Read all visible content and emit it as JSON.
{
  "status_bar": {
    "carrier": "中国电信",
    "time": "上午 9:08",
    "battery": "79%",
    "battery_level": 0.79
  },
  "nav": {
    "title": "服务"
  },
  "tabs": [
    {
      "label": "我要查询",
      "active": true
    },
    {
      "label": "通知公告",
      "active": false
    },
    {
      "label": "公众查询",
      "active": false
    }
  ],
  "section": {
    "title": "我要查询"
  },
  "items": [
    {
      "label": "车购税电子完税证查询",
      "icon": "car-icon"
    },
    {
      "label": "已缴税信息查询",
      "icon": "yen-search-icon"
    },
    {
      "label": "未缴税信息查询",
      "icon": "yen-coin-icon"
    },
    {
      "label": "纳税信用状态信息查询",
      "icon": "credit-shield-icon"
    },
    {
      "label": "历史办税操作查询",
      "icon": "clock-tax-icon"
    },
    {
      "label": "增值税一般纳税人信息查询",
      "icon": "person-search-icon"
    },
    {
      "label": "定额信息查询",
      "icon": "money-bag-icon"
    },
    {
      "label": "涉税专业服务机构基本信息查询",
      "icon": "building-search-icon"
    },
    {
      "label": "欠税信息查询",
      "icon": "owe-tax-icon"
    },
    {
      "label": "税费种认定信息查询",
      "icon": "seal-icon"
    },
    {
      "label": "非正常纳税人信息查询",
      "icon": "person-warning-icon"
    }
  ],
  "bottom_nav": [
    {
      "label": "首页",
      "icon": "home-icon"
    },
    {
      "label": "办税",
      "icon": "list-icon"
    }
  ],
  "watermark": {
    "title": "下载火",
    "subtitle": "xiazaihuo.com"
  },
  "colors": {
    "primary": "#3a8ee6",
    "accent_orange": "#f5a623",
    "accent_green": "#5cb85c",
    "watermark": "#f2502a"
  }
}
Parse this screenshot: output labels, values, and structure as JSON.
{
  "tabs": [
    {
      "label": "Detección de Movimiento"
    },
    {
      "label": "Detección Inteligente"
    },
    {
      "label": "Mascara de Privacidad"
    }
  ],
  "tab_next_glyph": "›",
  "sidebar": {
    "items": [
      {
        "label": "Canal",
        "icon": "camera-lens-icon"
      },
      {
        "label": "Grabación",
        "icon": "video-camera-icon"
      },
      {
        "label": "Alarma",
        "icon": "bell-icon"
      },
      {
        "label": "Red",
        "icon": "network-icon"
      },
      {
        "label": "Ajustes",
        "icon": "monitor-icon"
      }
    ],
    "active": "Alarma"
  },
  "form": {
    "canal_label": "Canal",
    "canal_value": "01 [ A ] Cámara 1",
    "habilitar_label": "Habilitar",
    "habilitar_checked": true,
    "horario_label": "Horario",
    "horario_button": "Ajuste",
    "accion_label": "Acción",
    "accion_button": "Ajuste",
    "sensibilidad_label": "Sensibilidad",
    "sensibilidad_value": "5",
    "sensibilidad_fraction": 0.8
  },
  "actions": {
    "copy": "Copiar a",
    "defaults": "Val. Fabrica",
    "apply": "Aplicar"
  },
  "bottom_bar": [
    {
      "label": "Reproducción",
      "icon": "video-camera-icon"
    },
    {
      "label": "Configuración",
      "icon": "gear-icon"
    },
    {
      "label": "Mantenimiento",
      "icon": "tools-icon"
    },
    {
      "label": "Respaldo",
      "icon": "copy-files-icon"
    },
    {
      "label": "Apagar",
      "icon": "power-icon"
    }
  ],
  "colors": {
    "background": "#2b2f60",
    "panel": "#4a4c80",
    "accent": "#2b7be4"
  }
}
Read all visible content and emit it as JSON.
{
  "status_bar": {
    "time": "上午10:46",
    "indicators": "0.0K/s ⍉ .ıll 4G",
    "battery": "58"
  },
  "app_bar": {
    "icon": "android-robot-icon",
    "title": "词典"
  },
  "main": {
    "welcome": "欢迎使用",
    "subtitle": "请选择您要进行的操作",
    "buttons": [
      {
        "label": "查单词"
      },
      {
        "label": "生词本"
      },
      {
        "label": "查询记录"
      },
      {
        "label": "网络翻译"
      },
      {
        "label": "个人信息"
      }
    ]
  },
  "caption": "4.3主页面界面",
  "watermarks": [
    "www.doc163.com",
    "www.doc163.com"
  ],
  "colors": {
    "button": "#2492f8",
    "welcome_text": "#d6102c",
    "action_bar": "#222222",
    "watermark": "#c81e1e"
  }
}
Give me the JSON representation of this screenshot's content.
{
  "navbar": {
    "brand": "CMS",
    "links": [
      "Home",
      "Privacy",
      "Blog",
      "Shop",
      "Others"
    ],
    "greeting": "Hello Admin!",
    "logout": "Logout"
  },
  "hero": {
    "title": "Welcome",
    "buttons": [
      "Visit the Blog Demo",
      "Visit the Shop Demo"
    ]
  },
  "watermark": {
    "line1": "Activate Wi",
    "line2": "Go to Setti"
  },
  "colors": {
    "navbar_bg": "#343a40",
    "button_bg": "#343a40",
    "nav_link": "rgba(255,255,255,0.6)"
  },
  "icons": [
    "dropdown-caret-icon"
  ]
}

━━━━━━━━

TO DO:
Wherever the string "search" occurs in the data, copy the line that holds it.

RESULT FOR THIS EXERCISE:
      "icon": "yen-search-icon"
      "icon": "person-search-icon"
      "icon": "building-search-icon"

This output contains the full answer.